The Socratic Tutoring Center
Some years ago, I was hired by the local community college to help re-design the tutoring process for the Math and Science center at one of the campuses.
I had previously tutored at another campus, and had taken on some of the management duties of the center's director, including training new tutors. We ordered training workbooks that taught "tutoring theory". We made the new hires go through the book and watch various training videos. In my view, the so-called "tutoring theory" wasn't any kind of real theory and I felt like a slave driver getting the new tutors to go through this boring, pointless material.
So, when the opportunity came to re-think another center's system of tutoring, I was aiming for something better.
At first, my conversation with the center's director revolved around mere optimization -- how could we increase the throughput of "tutoring cases" through the center. It was a conversation about tutoring staff, assigning seats, and operating hours. I don't recall what triggered the idea, but I remembered that my friend Michael Strong, who I knew from libertarian circles, had this interesting note on his email signature about a book that he had written. The book was The Habit of Thought. I went and ordered a copy off Amazon.
The Habit of Thought
The Habit of Thought became the operating handbook for my tutoring center project. We were going to ask questions, not lecture to the students. The training then centered around using Socratic discourse both as a means for finding out a student's learning issues and also as a way of teaching the student how to self-analyze when they got stuck.
What questions were we going to ask? And were we really only going to ask questions and not make any statements of fact? How pure did we want to be?
We had some very bright fellows who worked in the center who participated in "debugging" sessions with me. One of the major outputs of these sessions was a flow-chart that represented what we believed was a complete picture of the different situtations that a student could be in with regard to the preparation for the work they were trying to do. The tutors would be trained to quickly navigate the student through this model in order to characterize what kind of learning issue they were having.
In one debugging session with our senior tutors, we read through a published article which recounts a teacher leading young children to understand some math principle. One of the fellows found a bug in the process where students would have had to make a leap in understanding that did not follow directly from the questions and previous answers. This got me wondering how far we could take the concept of a pure Socratic tutoring center.

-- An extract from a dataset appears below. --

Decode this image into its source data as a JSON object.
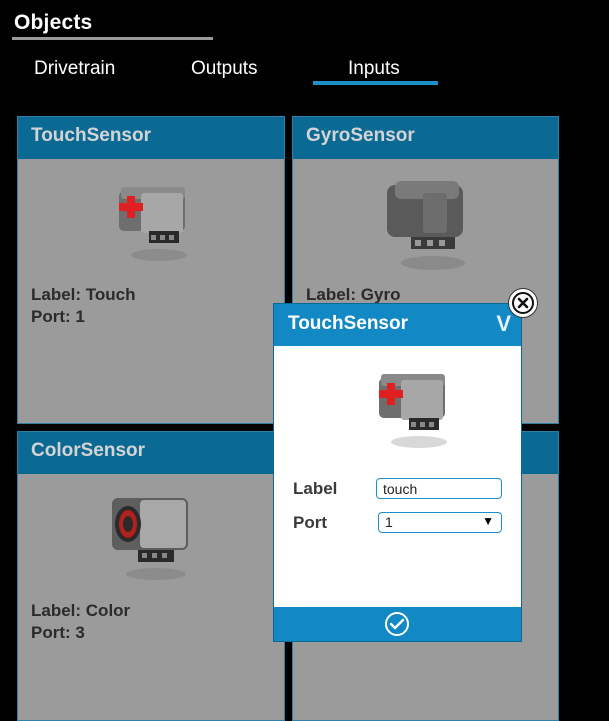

Could I Socratically tutor someone in a subject that I was not up to speed on?
In order to test out this out, I would take a handful of cases in the center and only ask questions. In a few cases, I had unbelievable success. There was one time that I sat down with a student, asked a few questions, and the student was stunned and thankful for having had the door to the Light opened. The center's director was nearby and I felt proud as a Socratic magician. As a counter example, I particurlarly remember a young lady was working on some complicated differential equation problem; after 10 minutes of generalistic questioning, she politely asked for the other tutor.
We made all of the tutors re-apply for their jobs, be interviewed about their willingness to do the Socratic process, but they were all rehired, and I don't think we planned on not "re-hiring" any of them . They were required to read my essay, "The Socratic Tutoring Center", linked below, as well as some snippets of other papers. We did role playing in which one tutor would act out the part of the confused student, and the tutor would use the flowchart do "diagnose" the student.
The Socratic Tutoring Center pdf has more extensive notes on a program of training, as well as my vision for how the Socratic pattern might become an ethic for an educational institution (or a society) if it was widely and strongly practiced. See also: The tutoring flowchart that we created to guide the tutors in diagnosing why a student got stuck. And the first page of our tutoring policies which emphasize Socratic Tutoring and not doing the work for the student.